1390 | London

Gentleman and Scholar

Geoffrey Chaucer’s Oxford man.

An Oxford cleric, still a student though,
One who had taken logic long ago,
Was there; his horse was thinner than a rake,
And he was not too fat, I undertake,
But had a hollow look, a sober stare;
The thread upon his overcoat was bare.
He had found no preferment in the church
And he was too unworldly to make search
For secular employment. By his bed
He preferred having twenty books in red
And black, of Aristotle’s philosophy,
Than costly clothes, fiddle, or psaltery.
Though a philosopher, as I have told,
He had not found the stone for making gold.
Whatever money from his friends he took
He spent on learning or another book
And prayed for them most earnestly, returning
Thanks to them thus for paying for his learning.
His only care was study, and indeed
He never spoke a word more than was need,
Formal at that, respectful in the extreme,
Short, to the point, and lofty in his theme.
A tone of moral virtue filled his speech
And gladly would he learn, and gladly teach.

Contributor

Geoffrey Chaucer

From The Canterbury Tales. Courtier, diplomat, and “the first finder of our language,” Chaucer in the 1370s traveled to Italy, where he was influenced by his contemporaries Petrarch and Boccaccio.

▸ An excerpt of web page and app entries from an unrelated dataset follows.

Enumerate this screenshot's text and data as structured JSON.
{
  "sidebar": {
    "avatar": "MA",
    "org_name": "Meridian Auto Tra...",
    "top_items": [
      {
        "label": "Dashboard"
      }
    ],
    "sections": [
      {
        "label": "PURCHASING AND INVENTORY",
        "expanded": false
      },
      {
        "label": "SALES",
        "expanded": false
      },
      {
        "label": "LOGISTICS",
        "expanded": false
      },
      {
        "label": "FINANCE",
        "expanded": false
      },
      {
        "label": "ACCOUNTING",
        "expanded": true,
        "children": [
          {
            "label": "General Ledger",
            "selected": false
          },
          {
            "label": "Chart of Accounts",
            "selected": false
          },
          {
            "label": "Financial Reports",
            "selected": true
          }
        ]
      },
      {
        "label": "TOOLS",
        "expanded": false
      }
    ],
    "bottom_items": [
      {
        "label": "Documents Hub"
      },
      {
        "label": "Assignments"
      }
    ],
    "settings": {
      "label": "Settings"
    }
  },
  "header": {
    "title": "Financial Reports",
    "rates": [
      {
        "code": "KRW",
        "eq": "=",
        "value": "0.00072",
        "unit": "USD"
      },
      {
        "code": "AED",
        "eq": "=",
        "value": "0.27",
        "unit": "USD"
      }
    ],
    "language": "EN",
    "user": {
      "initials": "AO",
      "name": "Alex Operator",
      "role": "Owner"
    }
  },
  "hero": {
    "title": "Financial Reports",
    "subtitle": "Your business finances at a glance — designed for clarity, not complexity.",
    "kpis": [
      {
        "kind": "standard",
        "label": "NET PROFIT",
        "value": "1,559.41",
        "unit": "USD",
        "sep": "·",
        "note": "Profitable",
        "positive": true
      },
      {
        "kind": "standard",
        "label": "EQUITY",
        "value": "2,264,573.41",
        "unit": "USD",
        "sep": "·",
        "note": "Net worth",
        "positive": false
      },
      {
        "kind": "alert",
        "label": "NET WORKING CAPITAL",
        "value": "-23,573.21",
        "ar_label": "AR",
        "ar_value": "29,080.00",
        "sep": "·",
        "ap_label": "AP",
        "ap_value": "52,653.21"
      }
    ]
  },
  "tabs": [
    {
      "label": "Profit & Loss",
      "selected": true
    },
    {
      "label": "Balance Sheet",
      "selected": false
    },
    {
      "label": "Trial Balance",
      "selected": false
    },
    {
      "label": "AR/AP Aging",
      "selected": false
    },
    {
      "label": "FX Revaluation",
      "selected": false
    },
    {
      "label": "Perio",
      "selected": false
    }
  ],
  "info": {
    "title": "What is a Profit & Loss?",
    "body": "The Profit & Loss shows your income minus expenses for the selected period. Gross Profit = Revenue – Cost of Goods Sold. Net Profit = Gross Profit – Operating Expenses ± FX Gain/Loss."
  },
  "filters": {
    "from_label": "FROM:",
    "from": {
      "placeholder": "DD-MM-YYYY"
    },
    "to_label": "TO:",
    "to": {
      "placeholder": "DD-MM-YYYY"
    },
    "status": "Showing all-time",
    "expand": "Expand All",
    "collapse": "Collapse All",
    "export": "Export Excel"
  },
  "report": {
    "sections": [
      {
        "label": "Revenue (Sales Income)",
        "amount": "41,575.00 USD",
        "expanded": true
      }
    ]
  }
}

He died in 1400 without having completed all of the tales he intended to write.